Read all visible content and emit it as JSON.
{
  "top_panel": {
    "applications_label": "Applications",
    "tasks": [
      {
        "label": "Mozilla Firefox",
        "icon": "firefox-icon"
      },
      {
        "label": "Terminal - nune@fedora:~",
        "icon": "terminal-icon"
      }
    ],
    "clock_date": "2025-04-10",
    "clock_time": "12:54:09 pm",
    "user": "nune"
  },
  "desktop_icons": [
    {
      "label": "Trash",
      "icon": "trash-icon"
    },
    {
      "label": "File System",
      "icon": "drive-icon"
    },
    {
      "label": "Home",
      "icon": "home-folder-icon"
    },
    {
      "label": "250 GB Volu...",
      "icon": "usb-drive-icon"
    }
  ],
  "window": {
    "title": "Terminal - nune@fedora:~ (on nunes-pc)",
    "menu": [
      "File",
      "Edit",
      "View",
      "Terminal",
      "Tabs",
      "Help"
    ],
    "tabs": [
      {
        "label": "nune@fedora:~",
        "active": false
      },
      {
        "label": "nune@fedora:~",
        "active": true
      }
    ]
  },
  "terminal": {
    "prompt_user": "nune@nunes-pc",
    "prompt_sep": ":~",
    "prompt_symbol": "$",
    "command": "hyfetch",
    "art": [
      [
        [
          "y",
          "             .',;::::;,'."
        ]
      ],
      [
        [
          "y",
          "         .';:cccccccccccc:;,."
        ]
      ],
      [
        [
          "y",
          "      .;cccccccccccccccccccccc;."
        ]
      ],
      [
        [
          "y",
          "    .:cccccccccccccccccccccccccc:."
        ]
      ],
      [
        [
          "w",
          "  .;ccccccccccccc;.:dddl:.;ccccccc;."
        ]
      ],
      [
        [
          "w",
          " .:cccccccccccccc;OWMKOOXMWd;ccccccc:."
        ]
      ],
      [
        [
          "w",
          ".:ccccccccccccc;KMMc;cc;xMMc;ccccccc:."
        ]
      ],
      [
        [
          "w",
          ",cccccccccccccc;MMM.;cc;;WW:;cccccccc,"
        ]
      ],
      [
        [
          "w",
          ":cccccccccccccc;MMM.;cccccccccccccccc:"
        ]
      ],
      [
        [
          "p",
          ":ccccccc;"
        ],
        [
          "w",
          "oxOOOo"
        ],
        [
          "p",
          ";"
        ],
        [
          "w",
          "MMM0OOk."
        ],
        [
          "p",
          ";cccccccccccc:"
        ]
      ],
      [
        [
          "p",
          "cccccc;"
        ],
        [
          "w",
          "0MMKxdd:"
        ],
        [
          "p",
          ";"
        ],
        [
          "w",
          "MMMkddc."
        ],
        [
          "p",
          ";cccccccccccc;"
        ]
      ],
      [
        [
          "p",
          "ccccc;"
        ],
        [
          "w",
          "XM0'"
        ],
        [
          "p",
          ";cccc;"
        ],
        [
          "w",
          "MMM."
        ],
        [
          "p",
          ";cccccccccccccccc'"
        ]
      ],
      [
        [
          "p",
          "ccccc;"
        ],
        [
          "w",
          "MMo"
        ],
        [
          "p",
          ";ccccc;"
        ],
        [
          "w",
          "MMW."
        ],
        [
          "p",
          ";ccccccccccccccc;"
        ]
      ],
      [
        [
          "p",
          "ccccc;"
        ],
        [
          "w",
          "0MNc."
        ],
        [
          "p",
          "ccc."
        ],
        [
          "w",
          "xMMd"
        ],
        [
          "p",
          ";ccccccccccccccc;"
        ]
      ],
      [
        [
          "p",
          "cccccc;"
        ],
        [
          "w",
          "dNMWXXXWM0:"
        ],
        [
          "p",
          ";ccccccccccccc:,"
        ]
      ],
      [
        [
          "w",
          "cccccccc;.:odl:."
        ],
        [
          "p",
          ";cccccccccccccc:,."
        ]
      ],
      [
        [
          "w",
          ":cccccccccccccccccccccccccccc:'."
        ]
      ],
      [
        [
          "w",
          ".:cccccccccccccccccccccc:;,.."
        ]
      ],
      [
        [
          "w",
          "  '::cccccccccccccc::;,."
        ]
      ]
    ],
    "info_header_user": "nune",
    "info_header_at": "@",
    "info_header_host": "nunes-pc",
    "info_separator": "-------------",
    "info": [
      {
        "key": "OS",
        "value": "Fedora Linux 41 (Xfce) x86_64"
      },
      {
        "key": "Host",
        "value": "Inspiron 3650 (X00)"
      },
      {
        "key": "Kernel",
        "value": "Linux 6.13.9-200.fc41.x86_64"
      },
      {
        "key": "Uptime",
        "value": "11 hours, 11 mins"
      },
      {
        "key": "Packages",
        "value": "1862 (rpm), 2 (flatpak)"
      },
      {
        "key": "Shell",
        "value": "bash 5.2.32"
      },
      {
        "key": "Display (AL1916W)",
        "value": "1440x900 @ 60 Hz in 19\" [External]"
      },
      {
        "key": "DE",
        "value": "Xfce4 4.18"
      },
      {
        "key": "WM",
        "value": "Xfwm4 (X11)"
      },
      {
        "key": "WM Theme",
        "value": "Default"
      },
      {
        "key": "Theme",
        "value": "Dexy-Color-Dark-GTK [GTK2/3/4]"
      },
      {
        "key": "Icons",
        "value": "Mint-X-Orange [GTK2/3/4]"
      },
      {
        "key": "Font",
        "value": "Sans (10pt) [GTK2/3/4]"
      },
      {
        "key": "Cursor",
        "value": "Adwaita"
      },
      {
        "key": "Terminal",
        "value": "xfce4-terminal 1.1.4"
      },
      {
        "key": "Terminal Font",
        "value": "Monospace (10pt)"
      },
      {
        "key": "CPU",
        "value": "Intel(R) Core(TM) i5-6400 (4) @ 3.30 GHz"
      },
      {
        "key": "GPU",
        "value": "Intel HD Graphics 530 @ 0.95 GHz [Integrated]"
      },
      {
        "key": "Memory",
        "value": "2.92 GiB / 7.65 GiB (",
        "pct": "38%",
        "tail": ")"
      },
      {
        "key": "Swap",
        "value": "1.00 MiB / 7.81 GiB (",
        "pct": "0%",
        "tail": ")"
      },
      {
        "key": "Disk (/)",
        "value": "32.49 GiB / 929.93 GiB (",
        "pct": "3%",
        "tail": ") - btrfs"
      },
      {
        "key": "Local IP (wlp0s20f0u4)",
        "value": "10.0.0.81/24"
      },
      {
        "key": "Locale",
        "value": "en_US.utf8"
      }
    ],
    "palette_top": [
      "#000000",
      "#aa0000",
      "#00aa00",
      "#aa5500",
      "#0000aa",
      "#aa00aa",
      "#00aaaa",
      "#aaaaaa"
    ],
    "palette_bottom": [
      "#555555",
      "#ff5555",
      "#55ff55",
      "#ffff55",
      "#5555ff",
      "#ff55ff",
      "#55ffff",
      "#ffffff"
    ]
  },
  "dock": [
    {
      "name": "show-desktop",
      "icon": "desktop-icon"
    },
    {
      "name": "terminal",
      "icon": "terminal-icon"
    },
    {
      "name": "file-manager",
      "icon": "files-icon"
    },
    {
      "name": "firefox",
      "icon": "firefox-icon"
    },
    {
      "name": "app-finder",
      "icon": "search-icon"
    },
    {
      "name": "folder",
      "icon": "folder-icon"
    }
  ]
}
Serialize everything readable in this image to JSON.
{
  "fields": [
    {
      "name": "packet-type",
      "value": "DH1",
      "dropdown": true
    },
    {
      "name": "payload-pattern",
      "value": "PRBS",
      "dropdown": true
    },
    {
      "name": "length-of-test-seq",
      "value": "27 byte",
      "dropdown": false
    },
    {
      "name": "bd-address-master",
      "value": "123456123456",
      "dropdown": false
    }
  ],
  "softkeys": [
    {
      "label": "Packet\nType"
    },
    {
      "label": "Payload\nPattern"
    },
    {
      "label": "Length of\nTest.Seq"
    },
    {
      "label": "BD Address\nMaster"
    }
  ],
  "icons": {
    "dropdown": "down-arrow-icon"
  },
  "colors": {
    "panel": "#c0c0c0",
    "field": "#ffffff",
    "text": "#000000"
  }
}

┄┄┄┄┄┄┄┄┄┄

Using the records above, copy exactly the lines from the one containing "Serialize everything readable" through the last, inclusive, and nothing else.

Serialize everything readable in this image to JSON.
{
  "fields": [
    {
      "name": "packet-type",
      "value": "DH1",
      "dropdown": true
    },
    {
      "name": "payload-pattern",
      "value": "PRBS",
      "dropdown": true
    },
    {
      "name": "length-of-test-seq",
      "value": "27 byte",
      "dropdown": false
    },
    {
      "name": "bd-address-master",
      "value": "123456123456",
      "dropdown": false
    }
  ],
  "softkeys": [
    {
      "label": "Packet\nType"
    },
    {
      "label": "Payload\nPattern"
    },
    {
      "label": "Length of\nTest.Seq"
    },
    {
      "label": "BD Address\nMaster"
    }
  ],
  "icons": {
    "dropdown": "down-arrow-icon"
  },
  "colors": {
    "panel": "#c0c0c0",
    "field": "#ffffff",
    "text": "#000000"
  }
}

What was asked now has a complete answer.